"The Heart of the World is a land in strife. For fifty years the Holy Empire of Mann, an empire and religion born from a nihilistic urban cult, has been conquering nation after nation. Their leader, Holy Matriarch Sasheen, ruthlessly maintains control through her Diplomats, priests trained as subtle predators.
"The Mercian Free Ports are the only confederacy yet to fall. Their only land link to the southern continent, a long and narrow isthmus, is protected by the city of Bar-Khos. For ten years now, the great southern walls of Bar-Khos have been besieged by the Imperial Fourth Army.
"Ash is a member of an elite group of assassins, the Rōshun - who offer protection through the threat of vendetta. Forced by his ailing health to take on an apprentice, he chooses Nico, a young man living in the besieged city of Bar-Khos. At the time, Nico is hungry, desperate, and alone in a city that finds itself teetering on the brink.
"When the Holy Matriarch’s son deliberately murders a woman under the protection of the Rōshun; he forces the sect to seek his life in retribution. As Ash and his young apprentice set out to fulfil the Rōshun orders – their journey takes them into the heart of the conflict between the Empire and the Free Ports . . . into bloodshed and death."
Farlander begins with a brief but exciting prologue which introduces us to Ash, a sickly old assassin who is the pivot around which Colin Buchanan's first novel turns. He is a character spun from fine cloth, a solitary warrior whose ill health forces him to take on an apprentice in the form of Nico, a homeless thief caught red-handed in the act of his dubious trade and otherwise down on his luck. Together, Ash and Nico travel to a monastery deep in the mountains of Cheem where the young ragamuffin is trained to follow in the footsteps of his master by becoming Rōshun.
Whatever the strength of its start, Farlander peters out rather quickly in the pages that follow, as Buchanan falls to worldbuilding and the abrupt introduction of a series of at-best tertiary characters. When the duo arrive at Sato, the distant dwelling of Ash and his fellow assassins, the narrative picks up again, but even then it only ticks over into high gear after a relaxing, if somewhat overlong series of hijinx in and around the hills. The beginnings of an intriguing world are present and correct, and the characters too begin to come alive, but however deft and considered Buchanan's prose is - and it is: the man can turn a phrase with the best of them, I'll say that - his spotty sense of pacing means that by the time the real action gets going, Farlander is sadly almost over.
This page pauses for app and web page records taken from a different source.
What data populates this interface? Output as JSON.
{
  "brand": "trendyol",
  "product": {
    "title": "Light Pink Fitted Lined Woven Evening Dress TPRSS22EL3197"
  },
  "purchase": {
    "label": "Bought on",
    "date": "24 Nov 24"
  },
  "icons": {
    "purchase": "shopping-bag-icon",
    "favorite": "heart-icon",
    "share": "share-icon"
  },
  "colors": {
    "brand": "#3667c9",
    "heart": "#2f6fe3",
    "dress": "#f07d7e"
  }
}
But all is not lost, not by a long shot. Even at its lowest ebb, which is to say around the book's baggy midsection, Buchanan's debut remains a compelling read. The thoughtful offspring of some unholy union between The Lies of Locke Lamora and the better parts of The Left Hand of God, there's a good tale to be told here, a tale that touches on such notions as legacy, learning and loss. Would that Farlander had the focus, or even the length, to do justice to those themes. You get the sense that the author has much more to say about the motifs that recur throughout his first novel; as is, readers can take comfort in the fact that Buchanan at least treats them respectfully, returning to and gradually developing each just short of a fine point.
According to the mini-biography at the back of the book, debut author Colin Buchanan has been "homeless in Belfast, lost in a Zen monastery, and scratching grafitti as a guest of the local constabulary," and so it comes as no surprise that the expansive cast of the first volume of The Heart of the World find themselves in equivalent fantasy environs. In point of fact, short of a brave, game-changing twist in its last act that will have readers reeling, that's exactly the problem: there's just too little about Farlander that is surprising. Things proceed much as you imagine they will; the dense exposition sometimes drags, the characters tread water too often, even the earth-shattering events that occur away from the narrative's main thoroughfare are devoid of the impact they should have.
For all that, though, there is yet something about Farlander that bodes well for the future of the series. Buchanan's voice is distinct, his central character memorably rendered, and the setting for his fiction starkly convincing, if ill-exploited. Taken as the foundation of a far greater tale, Farlander is despite its missteps packed with promise; as a self-contained tale, which I should stress it is not, it is a largely unsatisfying endeavour. Colin Buchanan's first novel is not, then, the greatest genre debut of the year, but equally, it is very far from the worst. As the Seer says, "the seeds of things show what fruits will come of them," and though there's perhaps better eating to be had than in the seeds of The Heart of the World, I don't doubt that the eventual fruits of this author's literary labours will prove considerably more delicious.
by Col Buchanan
March 2010, Tor